[Page and application data records]
[Start of Attachment]

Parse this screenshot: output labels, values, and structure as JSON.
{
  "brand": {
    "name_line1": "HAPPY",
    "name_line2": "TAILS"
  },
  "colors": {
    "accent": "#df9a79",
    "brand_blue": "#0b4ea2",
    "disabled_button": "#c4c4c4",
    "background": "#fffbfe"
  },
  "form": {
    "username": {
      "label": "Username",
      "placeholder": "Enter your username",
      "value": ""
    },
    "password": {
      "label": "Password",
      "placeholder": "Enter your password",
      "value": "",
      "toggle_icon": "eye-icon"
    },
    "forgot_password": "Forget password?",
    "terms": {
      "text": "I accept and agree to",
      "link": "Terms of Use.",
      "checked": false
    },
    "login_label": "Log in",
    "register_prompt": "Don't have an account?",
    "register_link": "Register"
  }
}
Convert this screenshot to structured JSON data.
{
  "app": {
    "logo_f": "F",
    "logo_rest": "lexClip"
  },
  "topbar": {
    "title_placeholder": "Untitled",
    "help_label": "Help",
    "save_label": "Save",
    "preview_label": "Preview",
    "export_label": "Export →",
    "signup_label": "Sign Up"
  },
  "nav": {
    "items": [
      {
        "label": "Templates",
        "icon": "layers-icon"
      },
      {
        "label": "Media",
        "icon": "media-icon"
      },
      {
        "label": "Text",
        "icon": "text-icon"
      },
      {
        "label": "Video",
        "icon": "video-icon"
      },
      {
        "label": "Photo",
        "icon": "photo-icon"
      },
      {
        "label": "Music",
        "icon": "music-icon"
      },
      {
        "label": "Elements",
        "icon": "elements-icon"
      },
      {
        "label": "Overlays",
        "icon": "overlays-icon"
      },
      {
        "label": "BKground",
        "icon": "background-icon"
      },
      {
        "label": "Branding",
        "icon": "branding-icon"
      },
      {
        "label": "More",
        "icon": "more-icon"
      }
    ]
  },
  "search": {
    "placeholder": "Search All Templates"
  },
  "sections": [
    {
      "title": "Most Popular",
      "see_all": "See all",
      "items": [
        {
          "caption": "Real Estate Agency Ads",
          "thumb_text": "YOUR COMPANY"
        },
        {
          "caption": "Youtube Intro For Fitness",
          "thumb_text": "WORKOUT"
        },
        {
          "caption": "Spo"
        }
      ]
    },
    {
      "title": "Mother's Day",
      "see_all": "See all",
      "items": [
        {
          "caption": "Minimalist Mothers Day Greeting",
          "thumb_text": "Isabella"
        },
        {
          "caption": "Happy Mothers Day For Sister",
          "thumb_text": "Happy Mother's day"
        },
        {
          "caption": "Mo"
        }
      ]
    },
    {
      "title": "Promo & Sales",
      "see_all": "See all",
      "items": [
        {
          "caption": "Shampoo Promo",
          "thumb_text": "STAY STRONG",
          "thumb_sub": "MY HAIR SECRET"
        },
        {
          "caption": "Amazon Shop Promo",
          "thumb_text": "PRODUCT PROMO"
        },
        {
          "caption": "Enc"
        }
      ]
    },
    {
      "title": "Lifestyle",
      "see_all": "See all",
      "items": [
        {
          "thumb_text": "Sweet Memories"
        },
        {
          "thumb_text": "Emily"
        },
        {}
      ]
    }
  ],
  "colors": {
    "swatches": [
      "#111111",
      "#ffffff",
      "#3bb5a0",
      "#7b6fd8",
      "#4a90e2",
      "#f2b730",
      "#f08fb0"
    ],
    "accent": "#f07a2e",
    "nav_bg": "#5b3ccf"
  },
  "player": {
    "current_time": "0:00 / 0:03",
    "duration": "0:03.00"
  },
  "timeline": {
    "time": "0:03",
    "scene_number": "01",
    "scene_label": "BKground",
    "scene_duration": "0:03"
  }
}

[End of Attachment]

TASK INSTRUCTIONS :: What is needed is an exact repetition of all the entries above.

TASK SOLUTION ::
Parse this screenshot: output labels, values, and structure as JSON.
{
  "brand": {
    "name_line1": "HAPPY",
    "name_line2": "TAILS"
  },
  "colors": {
    "accent": "#df9a79",
    "brand_blue": "#0b4ea2",
    "disabled_button": "#c4c4c4",
    "background": "#fffbfe"
  },
  "form": {
    "username": {
      "label": "Username",
      "placeholder": "Enter your username",
      "value": ""
    },
    "password": {
      "label": "Password",
      "placeholder": "Enter your password",
      "value": "",
      "toggle_icon": "eye-icon"
    },
    "forgot_password": "Forget password?",
    "terms": {
      "text": "I accept and agree to",
      "link": "Terms of Use.",
      "checked": false
    },
    "login_label": "Log in",
    "register_prompt": "Don't have an account?",
    "register_link": "Register"
  }
}
Convert this screenshot to structured JSON data.
{
  "app": {
    "logo_f": "F",
    "logo_rest": "lexClip"
  },
  "topbar": {
    "title_placeholder": "Untitled",
    "help_label": "Help",
    "save_label": "Save",
    "preview_label": "Preview",
    "export_label": "Export →",
    "signup_label": "Sign Up"
  },
  "nav": {
    "items": [
      {
        "label": "Templates",
        "icon": "layers-icon"
      },
      {
        "label": "Media",
        "icon": "media-icon"
      },
      {
        "label": "Text",
        "icon": "text-icon"
      },
      {
        "label": "Video",
        "icon": "video-icon"
      },
      {
        "label": "Photo",
        "icon": "photo-icon"
      },
      {
        "label": "Music",
        "icon": "music-icon"
      },
      {
        "label": "Elements",
        "icon": "elements-icon"
      },
      {
        "label": "Overlays",
        "icon": "overlays-icon"
      },
      {
        "label": "BKground",
        "icon": "background-icon"
      },
      {
        "label": "Branding",
        "icon": "branding-icon"
      },
      {
        "label": "More",
        "icon": "more-icon"
      }
    ]
  },
  "search": {
    "placeholder": "Search All Templates"
  },
  "sections": [
    {
      "title": "Most Popular",
      "see_all": "See all",
      "items": [
        {
          "caption": "Real Estate Agency Ads",
          "thumb_text": "YOUR COMPANY"
        },
        {
          "caption": "Youtube Intro For Fitness",
          "thumb_text": "WORKOUT"
        },
        {
          "caption": "Spo"
        }
      ]
    },
    {
      "title": "Mother's Day",
      "see_all": "See all",
      "items": [
        {
          "caption": "Minimalist Mothers Day Greeting",
          "thumb_text": "Isabella"
        },
        {
          "caption": "Happy Mothers Day For Sister",
          "thumb_text": "Happy Mother's day"
        },
        {
          "caption": "Mo"
        }
      ]
    },
    {
      "title": "Promo & Sales",
      "see_all": "See all",
      "items": [
        {
          "caption": "Shampoo Promo",
          "thumb_text": "STAY STRONG",
          "thumb_sub": "MY HAIR SECRET"
        },
        {
          "caption": "Amazon Shop Promo",
          "thumb_text": "PRODUCT PROMO"
        },
        {
          "caption": "Enc"
        }
      ]
    },
    {
      "title": "Lifestyle",
      "see_all": "See all",
      "items": [
        {
          "thumb_text": "Sweet Memories"
        },
        {
          "thumb_text": "Emily"
        },
        {}
      ]
    }
  ],
  "colors": {
    "swatches": [
      "#111111",
      "#ffffff",
      "#3bb5a0",
      "#7b6fd8",
      "#4a90e2",
      "#f2b730",
      "#f08fb0"
    ],
    "accent": "#f07a2e",
    "nav_bg": "#5b3ccf"
  },
  "player": {
    "current_time": "0:00 / 0:03",
    "duration": "0:03.00"
  },
  "timeline": {
    "time": "0:03",
    "scene_number": "01",
    "scene_label": "BKground",
    "scene_duration": "0:03"
  }
}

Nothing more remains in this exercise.